▽

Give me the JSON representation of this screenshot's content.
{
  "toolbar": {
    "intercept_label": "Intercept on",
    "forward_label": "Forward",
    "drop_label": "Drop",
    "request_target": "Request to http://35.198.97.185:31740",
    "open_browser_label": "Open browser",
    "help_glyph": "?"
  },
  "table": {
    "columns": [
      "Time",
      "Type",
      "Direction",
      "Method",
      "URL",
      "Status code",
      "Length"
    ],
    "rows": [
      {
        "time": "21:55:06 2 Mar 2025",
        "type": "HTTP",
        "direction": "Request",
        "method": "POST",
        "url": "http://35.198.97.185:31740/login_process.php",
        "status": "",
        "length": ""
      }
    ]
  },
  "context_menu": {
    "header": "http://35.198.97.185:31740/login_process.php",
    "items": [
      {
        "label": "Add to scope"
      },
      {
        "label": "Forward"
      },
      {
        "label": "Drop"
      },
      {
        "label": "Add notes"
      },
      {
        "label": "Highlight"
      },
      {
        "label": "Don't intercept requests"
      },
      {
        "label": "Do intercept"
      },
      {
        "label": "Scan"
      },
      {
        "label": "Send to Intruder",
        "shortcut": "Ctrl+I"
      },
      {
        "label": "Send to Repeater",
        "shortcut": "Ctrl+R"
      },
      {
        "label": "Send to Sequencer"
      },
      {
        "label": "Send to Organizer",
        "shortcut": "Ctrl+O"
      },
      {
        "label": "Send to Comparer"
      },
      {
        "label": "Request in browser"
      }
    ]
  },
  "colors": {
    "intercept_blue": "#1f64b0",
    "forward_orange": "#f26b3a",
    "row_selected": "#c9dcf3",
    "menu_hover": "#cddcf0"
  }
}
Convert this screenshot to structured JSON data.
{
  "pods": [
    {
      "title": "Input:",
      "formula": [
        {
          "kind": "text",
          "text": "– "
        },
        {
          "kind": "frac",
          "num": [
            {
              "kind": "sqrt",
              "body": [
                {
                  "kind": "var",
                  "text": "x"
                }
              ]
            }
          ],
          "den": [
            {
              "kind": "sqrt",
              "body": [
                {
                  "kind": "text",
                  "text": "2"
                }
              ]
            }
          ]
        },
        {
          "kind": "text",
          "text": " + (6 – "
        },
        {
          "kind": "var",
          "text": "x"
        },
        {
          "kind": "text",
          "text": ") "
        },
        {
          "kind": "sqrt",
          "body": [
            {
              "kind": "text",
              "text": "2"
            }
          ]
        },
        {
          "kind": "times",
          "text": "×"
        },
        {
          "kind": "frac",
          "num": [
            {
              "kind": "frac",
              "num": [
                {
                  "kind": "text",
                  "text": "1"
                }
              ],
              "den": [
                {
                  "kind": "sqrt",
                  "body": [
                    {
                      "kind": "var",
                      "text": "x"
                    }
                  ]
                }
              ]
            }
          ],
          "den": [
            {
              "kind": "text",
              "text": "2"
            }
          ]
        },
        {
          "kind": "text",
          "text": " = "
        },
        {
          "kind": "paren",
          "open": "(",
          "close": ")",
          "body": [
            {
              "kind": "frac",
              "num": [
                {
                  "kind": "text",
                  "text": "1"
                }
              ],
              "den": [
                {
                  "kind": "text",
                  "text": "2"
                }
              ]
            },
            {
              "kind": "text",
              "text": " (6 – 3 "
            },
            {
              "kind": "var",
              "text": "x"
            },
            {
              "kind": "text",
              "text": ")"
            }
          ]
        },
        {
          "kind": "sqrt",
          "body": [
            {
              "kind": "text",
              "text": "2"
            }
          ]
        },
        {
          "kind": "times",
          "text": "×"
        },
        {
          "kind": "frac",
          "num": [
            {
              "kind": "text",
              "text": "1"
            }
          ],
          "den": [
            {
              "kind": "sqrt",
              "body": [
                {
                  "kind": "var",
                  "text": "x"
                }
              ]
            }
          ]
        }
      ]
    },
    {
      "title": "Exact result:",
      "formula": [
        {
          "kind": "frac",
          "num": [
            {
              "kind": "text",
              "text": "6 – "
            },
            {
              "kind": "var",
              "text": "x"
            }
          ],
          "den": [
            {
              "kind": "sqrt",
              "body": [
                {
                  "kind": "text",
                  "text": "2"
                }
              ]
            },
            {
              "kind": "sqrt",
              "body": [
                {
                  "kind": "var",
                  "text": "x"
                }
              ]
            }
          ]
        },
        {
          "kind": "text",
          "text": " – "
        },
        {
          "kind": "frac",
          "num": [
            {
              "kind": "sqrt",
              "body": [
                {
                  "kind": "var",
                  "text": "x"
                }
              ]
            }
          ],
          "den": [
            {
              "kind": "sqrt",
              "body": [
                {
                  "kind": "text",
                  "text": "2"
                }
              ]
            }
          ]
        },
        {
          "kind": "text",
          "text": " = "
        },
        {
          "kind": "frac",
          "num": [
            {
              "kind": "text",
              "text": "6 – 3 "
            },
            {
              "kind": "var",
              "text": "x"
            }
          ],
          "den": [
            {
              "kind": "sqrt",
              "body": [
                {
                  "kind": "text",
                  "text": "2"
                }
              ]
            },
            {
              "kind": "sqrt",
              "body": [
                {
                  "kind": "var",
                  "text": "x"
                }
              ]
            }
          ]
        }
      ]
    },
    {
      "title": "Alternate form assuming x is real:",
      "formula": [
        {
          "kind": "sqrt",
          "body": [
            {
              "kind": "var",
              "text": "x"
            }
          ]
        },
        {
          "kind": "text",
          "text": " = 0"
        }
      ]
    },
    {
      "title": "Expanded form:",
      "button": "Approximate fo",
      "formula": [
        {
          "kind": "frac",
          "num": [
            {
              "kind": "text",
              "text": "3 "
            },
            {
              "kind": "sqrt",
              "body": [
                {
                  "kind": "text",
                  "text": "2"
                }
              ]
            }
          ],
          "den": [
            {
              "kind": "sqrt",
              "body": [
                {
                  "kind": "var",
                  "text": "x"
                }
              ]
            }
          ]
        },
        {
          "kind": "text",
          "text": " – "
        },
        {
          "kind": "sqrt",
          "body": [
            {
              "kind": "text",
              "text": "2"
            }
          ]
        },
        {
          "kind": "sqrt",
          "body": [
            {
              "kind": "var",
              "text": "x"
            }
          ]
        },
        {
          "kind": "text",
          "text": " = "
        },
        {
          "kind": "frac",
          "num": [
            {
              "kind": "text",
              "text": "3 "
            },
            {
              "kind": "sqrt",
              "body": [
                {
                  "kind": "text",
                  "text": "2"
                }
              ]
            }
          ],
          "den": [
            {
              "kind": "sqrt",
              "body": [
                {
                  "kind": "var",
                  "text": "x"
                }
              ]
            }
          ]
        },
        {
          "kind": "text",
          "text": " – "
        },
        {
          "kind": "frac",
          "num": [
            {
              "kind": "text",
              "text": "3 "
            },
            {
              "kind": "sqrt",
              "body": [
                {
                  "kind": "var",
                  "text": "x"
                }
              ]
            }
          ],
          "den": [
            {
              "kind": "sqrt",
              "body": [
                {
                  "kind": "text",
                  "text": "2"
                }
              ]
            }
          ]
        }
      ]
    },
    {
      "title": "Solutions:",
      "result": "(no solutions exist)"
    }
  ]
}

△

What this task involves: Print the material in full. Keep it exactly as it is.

Solution to this task:
Give me the JSON representation of this screenshot's content.
{
  "toolbar": {
    "intercept_label": "Intercept on",
    "forward_label": "Forward",
    "drop_label": "Drop",
    "request_target": "Request to http://35.198.97.185:31740",
    "open_browser_label": "Open browser",
    "help_glyph": "?"
  },
  "table": {
    "columns": [
      "Time",
      "Type",
      "Direction",
      "Method",
      "URL",
      "Status code",
      "Length"
    ],
    "rows": [
      {
        "time": "21:55:06 2 Mar 2025",
        "type": "HTTP",
        "direction": "Request",
        "method": "POST",
        "url": "http://35.198.97.185:31740/login_process.php",
        "status": "",
        "length": ""
      }
    ]
  },
  "context_menu": {
    "header": "http://35.198.97.185:31740/login_process.php",
    "items": [
      {
        "label": "Add to scope"
      },
      {
        "label": "Forward"
      },
      {
        "label": "Drop"
      },
      {
        "label": "Add notes"
      },
      {
        "label": "Highlight"
      },
      {
        "label": "Don't intercept requests"
      },
      {
        "label": "Do intercept"
      },
      {
        "label": "Scan"
      },
      {
        "label": "Send to Intruder",
        "shortcut": "Ctrl+I"
      },
      {
        "label": "Send to Repeater",
        "shortcut": "Ctrl+R"
      },
      {
        "label": "Send to Sequencer"
      },
      {
        "label": "Send to Organizer",
        "shortcut": "Ctrl+O"
      },
      {
        "label": "Send to Comparer"
      },
      {
        "label": "Request in browser"
      }
    ]
  },
  "colors": {
    "intercept_blue": "#1f64b0",
    "forward_orange": "#f26b3a",
    "row_selected": "#c9dcf3",
    "menu_hover": "#cddcf0"
  }
}
Convert this screenshot to structured JSON data.
{
  "pods": [
    {
      "title": "Input:",
      "formula": [
        {
          "kind": "text",
          "text": "– "
        },
        {
          "kind": "frac",
          "num": [
            {
              "kind": "sqrt",
              "body": [
                {
                  "kind": "var",
                  "text": "x"
                }
              ]
            }
          ],
          "den": [
            {
              "kind": "sqrt",
              "body": [
                {
                  "kind": "text",
                  "text": "2"
                }
              ]
            }
          ]
        },
        {
          "kind": "text",
          "text": " + (6 – "
        },
        {
          "kind": "var",
          "text": "x"
        },
        {
          "kind": "text",
          "text": ") "
        },
        {
          "kind": "sqrt",
          "body": [
            {
              "kind": "text",
              "text": "2"
            }
          ]
        },
        {
          "kind": "times",
          "text": "×"
        },
        {
          "kind": "frac",
          "num": [
            {
              "kind": "frac",
              "num": [
                {
                  "kind": "text",
                  "text": "1"
                }
              ],
              "den": [
                {
                  "kind": "sqrt",
                  "body": [
                    {
                      "kind": "var",
                      "text": "x"
                    }
                  ]
                }
              ]
            }
          ],
          "den": [
            {
              "kind": "text",
              "text": "2"
            }
          ]
        },
        {
          "kind": "text",
          "text": " = "
        },
        {
          "kind": "paren",
          "open": "(",
          "close": ")",
          "body": [
            {
              "kind": "frac",
              "num": [
                {
                  "kind": "text",
                  "text": "1"
                }
              ],
              "den": [
                {
                  "kind": "text",
                  "text": "2"
                }
              ]
            },
            {
              "kind": "text",
              "text": " (6 – 3 "
            },
            {
              "kind": "var",
              "text": "x"
            },
            {
              "kind": "text",
              "text": ")"
            }
          ]
        },
        {
          "kind": "sqrt",
          "body": [
            {
              "kind": "text",
              "text": "2"
            }
          ]
        },
        {
          "kind": "times",
          "text": "×"
        },
        {
          "kind": "frac",
          "num": [
            {
              "kind": "text",
              "text": "1"
            }
          ],
          "den": [
            {
              "kind": "sqrt",
              "body": [
                {
                  "kind": "var",
                  "text": "x"
                }
              ]
            }
          ]
        }
      ]
    },
    {
      "title": "Exact result:",
      "formula": [
        {
          "kind": "frac",
          "num": [
            {
              "kind": "text",
              "text": "6 – "
            },
            {
              "kind": "var",
              "text": "x"
            }
          ],
          "den": [
            {
              "kind": "sqrt",
              "body": [
                {
                  "kind": "text",
                  "text": "2"
                }
              ]
            },
            {
              "kind": "sqrt",
              "body": [
                {
                  "kind": "var",
                  "text": "x"
                }
              ]
            }
          ]
        },
        {
          "kind": "text",
          "text": " – "
        },
        {
          "kind": "frac",
          "num": [
            {
              "kind": "sqrt",
              "body": [
                {
                  "kind": "var",
                  "text": "x"
                }
              ]
            }
          ],
          "den": [
            {
              "kind": "sqrt",
              "body": [
                {
                  "kind": "text",
                  "text": "2"
                }
              ]
            }
          ]
        },
        {
          "kind": "text",
          "text": " = "
        },
        {
          "kind": "frac",
          "num": [
            {
              "kind": "text",
              "text": "6 – 3 "
            },
            {
              "kind": "var",
              "text": "x"
            }
          ],
          "den": [
            {
              "kind": "sqrt",
              "body": [
                {
                  "kind": "text",
                  "text": "2"
                }
              ]
            },
            {
              "kind": "sqrt",
              "body": [
                {
                  "kind": "var",
                  "text": "x"
                }
              ]
            }
          ]
        }
      ]
    },
    {
      "title": "Alternate form assuming x is real:",
      "formula": [
        {
          "kind": "sqrt",
          "body": [
            {
              "kind": "var",
              "text": "x"
            }
          ]
        },
        {
          "kind": "text",
          "text": " = 0"
        }
      ]
    },
    {
      "title": "Expanded form:",
      "button": "Approximate fo",
      "formula": [
        {
          "kind": "frac",
          "num": [
            {
              "kind": "text",
              "text": "3 "
            },
            {
              "kind": "sqrt",
              "body": [
                {
                  "kind": "text",
                  "text": "2"
                }
              ]
            }
          ],
          "den": [
            {
              "kind": "sqrt",
              "body": [
                {
                  "kind": "var",
                  "text": "x"
                }
              ]
            }
          ]
        },
        {
          "kind": "text",
          "text": " – "
        },
        {
          "kind": "sqrt",
          "body": [
            {
              "kind": "text",
              "text": "2"
            }
          ]
        },
        {
          "kind": "sqrt",
          "body": [
            {
              "kind": "var",
              "text": "x"
            }
          ]
        },
        {
          "kind": "text",
          "text": " = "
        },
        {
          "kind": "frac",
          "num": [
            {
              "kind": "text",
              "text": "3 "
            },
            {
              "kind": "sqrt",
              "body": [
                {
                  "kind": "text",
                  "text": "2"
                }
              ]
            }
          ],
          "den": [
            {
              "kind": "sqrt",
              "body": [
                {
                  "kind": "var",
                  "text": "x"
                }
              ]
            }
          ]
        },
        {
          "kind": "text",
          "text": " – "
        },
        {
          "kind": "frac",
          "num": [
            {
              "kind": "text",
              "text": "3 "
            },
            {
              "kind": "sqrt",
              "body": [
                {
                  "kind": "var",
                  "text": "x"
                }
              ]
            }
          ],
          "den": [
            {
              "kind": "sqrt",
              "body": [
                {
                  "kind": "text",
                  "text": "2"
                }
              ]
            }
          ]
        }
      ]
    },
    {
      "title": "Solutions:",
      "result": "(no solutions exist)"
    }
  ]
}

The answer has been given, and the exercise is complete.